Anyway, I just pretty much stayed with the blueberry shake throughout the whole 15 days.  Sometimes I did do a banana shake, and, in the last days, I did a banana-blueberry shake, based on both shakes.

I ate spinach salad until the spinach I’d bought started to wilt. Then I made a big spinach/sauerkraut salad.

I liked the tomato soup, the coconut tomato soup, and the red bell pepper soup, so I stuck with those.

When I was finishing up, I went back and read what Ani Phyo  included after the diet info.  There, I found a lot of the usual – eat what you want to when you want to. Ha!  This seems to me like a disclaimer. You eat what you want to, and you will not get the results promised in the title.

By the middle of the Fat Blast, I found I needed to add a laxative tea at night.  Things just weren’t moving through. I was eating things which were suggested, and I was using a blender, as opposed to a juicer, but needed some additional help to perform my morning ablutions.

I am happy to tell you that I came down  to suing two or three of the shakes pretty much exclusively. 1    I found that the blueberry shake, and the banana shake worked well for me throughout the diet. A big reason there was finances.I just really didn’t have enough money to add in all of those lovely ideas that are suggested in the program.
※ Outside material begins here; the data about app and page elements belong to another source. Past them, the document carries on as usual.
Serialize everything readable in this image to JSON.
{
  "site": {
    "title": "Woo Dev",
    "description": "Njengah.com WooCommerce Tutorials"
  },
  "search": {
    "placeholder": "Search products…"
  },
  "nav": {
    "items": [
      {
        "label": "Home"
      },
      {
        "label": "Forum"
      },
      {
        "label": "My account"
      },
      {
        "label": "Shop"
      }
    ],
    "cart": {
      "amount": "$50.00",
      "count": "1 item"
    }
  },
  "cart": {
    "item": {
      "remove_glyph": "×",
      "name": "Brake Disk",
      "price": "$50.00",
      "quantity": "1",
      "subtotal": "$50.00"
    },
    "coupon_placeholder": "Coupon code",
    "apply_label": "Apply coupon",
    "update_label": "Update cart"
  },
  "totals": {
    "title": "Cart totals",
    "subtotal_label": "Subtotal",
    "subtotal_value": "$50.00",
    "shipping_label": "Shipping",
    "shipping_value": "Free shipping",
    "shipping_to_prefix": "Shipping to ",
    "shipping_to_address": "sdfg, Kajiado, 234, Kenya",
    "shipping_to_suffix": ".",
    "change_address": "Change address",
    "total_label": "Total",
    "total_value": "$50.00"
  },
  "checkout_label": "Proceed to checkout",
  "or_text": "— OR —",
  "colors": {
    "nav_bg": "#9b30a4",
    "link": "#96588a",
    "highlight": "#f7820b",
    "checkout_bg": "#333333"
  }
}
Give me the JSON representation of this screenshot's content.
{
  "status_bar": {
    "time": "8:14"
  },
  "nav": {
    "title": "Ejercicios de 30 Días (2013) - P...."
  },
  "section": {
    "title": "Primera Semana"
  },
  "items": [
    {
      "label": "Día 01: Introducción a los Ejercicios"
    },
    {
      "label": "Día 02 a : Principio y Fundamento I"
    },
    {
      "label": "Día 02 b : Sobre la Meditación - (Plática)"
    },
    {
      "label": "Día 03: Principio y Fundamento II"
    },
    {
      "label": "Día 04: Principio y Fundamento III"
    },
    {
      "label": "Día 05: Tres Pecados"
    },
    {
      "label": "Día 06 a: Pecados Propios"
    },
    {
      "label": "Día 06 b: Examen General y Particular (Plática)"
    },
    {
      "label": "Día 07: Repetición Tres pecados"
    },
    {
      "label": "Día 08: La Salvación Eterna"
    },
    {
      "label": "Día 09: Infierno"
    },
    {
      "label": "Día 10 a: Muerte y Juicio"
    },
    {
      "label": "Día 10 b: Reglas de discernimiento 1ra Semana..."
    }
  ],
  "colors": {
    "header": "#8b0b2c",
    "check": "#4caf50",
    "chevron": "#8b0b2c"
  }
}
Regardless, I did stick with the *idea* of the program, and I did lose at least one size (I don’t have a scale, so I can’t tell you what the 9weight equivalent was – I just got into my jeans and did not have to hold my breath to close them. I was able to put on a couple of dresses and not look like I was selling something.  In one case, I was able to wear a dress I’d received as a gift, for the first time. Whoopee!

Since I am a veteran Master Cleanser, the whole time I was going through this Fat Blast, I felt a strong desire to do the salt cleanse.  I think that was why I finally went to the laxative tea in the last days. I avoided using laxatives or the salt cleanse during the first part of the diet because I wanted to know how the diet worked.  My experience, in the end, was that I needed a little more excitement to move me, so I finally resorted  to the laxative tea.
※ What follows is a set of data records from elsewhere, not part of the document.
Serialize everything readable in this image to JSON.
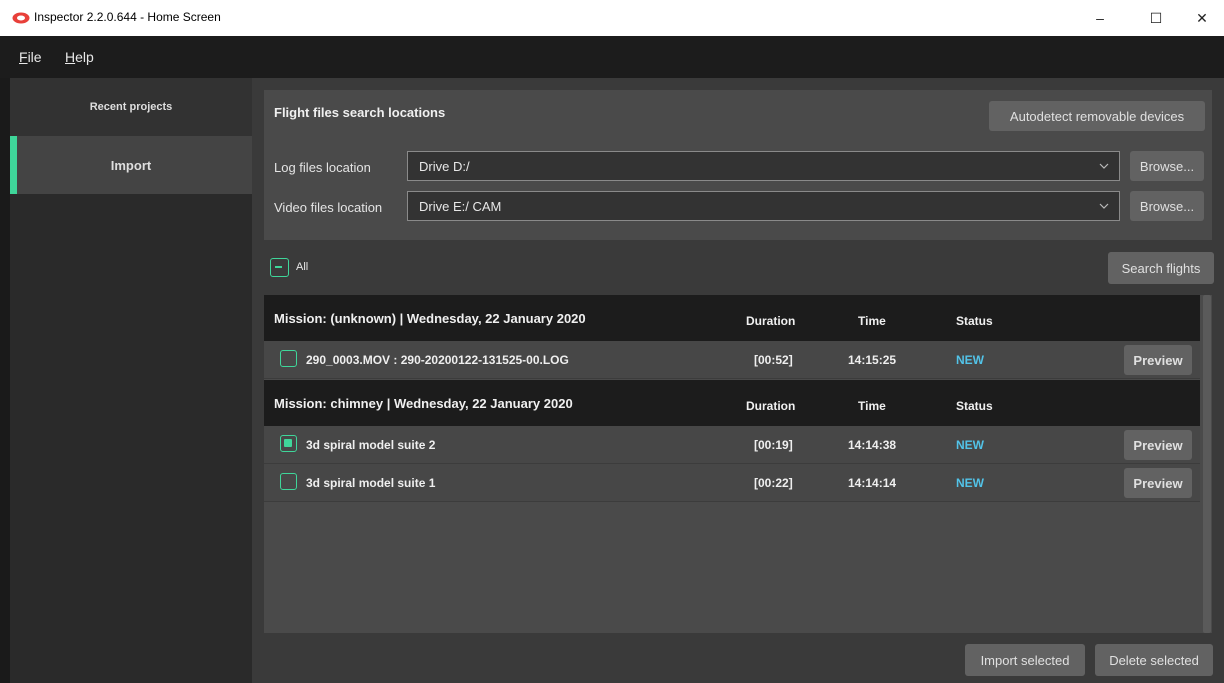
{
  "window": {
    "title": "Inspector 2.2.0.644 - Home Screen",
    "minimize_glyph": "–",
    "maximize_glyph": "☐",
    "close_glyph": "✕"
  },
  "menu": {
    "file_accel": "F",
    "file_rest": "ile",
    "help_accel": "H",
    "help_rest": "elp"
  },
  "sidebar": {
    "items": [
      {
        "label": "Recent projects"
      },
      {
        "label": "Import"
      }
    ]
  },
  "search": {
    "title": "Flight files search locations",
    "autodetect_label": "Autodetect removable devices",
    "log_label": "Log files location",
    "log_value": "Drive D:/",
    "video_label": "Video files location",
    "video_value": "Drive E:/ CAM",
    "browse_label": "Browse..."
  },
  "toolbar": {
    "all_label": "All",
    "search_flights_label": "Search flights"
  },
  "groups": [
    {
      "title": "Mission: (unknown) | Wednesday, 22 January 2020",
      "col_duration": "Duration",
      "col_time": "Time",
      "col_status": "Status",
      "rows": [
        {
          "name": "290_0003.MOV : 290-20200122-131525-00.LOG",
          "duration": "[00:52]",
          "time": "14:15:25",
          "status": "NEW",
          "checked": false,
          "preview": "Preview"
        }
      ]
    },
    {
      "title": "Mission: chimney | Wednesday, 22 January 2020",
      "col_duration": "Duration",
      "col_time": "Time",
      "col_status": "Status",
      "rows": [
        {
          "name": "3d spiral model suite 2",
          "duration": "[00:19]",
          "time": "14:14:38",
          "status": "NEW",
          "checked": true,
          "preview": "Preview"
        },
        {
          "name": "3d spiral model suite 1",
          "duration": "[00:22]",
          "time": "14:14:14",
          "status": "NEW",
          "checked": false,
          "preview": "Preview"
        }
      ]
    }
  ],
  "footer": {
    "import_label": "Import selected",
    "delete_label": "Delete selected"
  },
  "colors": {
    "accent": "#3fd69a",
    "status_new": "#52c3e8",
    "app_icon": "#e8403a"
  }
}
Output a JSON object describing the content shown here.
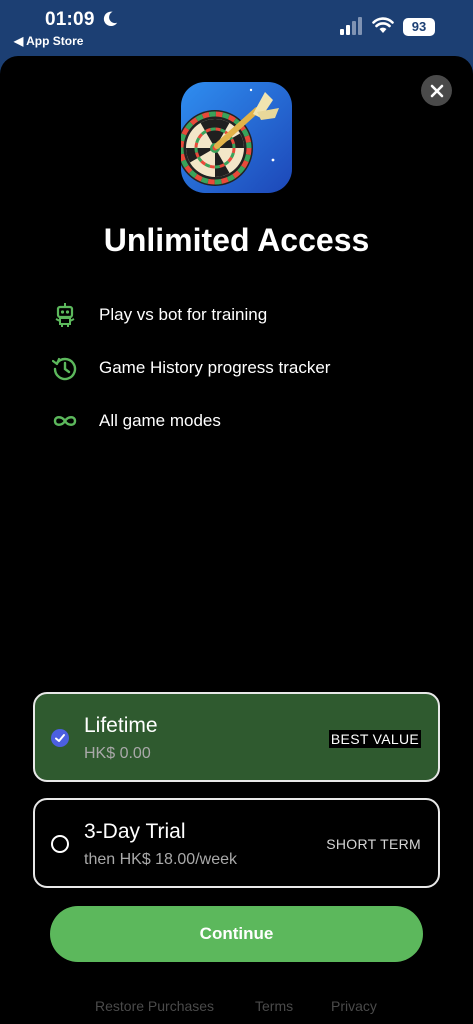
{
  "status": {
    "time": "01:09",
    "back_label": "◀ App Store",
    "battery": "93"
  },
  "paywall": {
    "title": "Unlimited Access",
    "features": [
      {
        "icon": "robot-icon",
        "label": "Play vs bot for training"
      },
      {
        "icon": "history-icon",
        "label": "Game History progress tracker"
      },
      {
        "icon": "infinity-icon",
        "label": "All game modes"
      }
    ],
    "plans": [
      {
        "name": "Lifetime",
        "price": "HK$ 0.00",
        "tag": "BEST VALUE",
        "selected": true
      },
      {
        "name": "3-Day Trial",
        "price": "then HK$ 18.00/week",
        "tag": "SHORT TERM",
        "selected": false
      }
    ],
    "continue_label": "Continue",
    "footer": {
      "restore": "Restore Purchases",
      "terms": "Terms",
      "privacy": "Privacy"
    }
  },
  "colors": {
    "status_bar_bg": "#1c3f73",
    "sheet_bg": "#000000",
    "accent_green": "#5cb85c",
    "selected_plan_bg": "#2f5a2f",
    "checkbox_blue": "#4c5fe0"
  }
}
Should you do this diet?  I’d say yes. If you have enough money to eat all the things on the diet, it will be fun (all of the recipes are easy to prepare).  If you adhere even moderately strictly to this diet, you will lose at least 15 pounds.

RAW FOR THE HOLIDAYS: raw holiday recipes from Raw Food Rehab

POST #716
Penni  Shelton, the woman behind Raw Food Rehab, one of the best sites out there, is once again offering her raw for Raw for the Holidays ebook.  This book has a wonderful collection of delicious recipes.  You can’t go wrong here.

ANI PHYO’S LATEST BOOK: Ani’s Raw Food Essentials

I have just received my copy of Ani Phyo’s new book, Ani’s Raw Food Essentials: Recipes and Techniques for Mastering the Art of Live Food, and boy am I excited. I had seen this book on-line, and, last Friday I had a chance to browse through it in a bookstore, and knew I had chosen another winner.

There are lots of new recipes in this book. In fact, most of the recipes  are new (although there are a few of the staples which are used as base ingredients  in many of Ani Phyo’s recipes)

I am looking forward to digging into this book and trying out new recipes.  I haven’t bought a new recipe book in over a year (I’m too picky, I think, and, anyway, my old books going back to the 60s and 70s still work).  I really love Ani Phyo’s recipes, and the ideas she sprinkles throughout her books.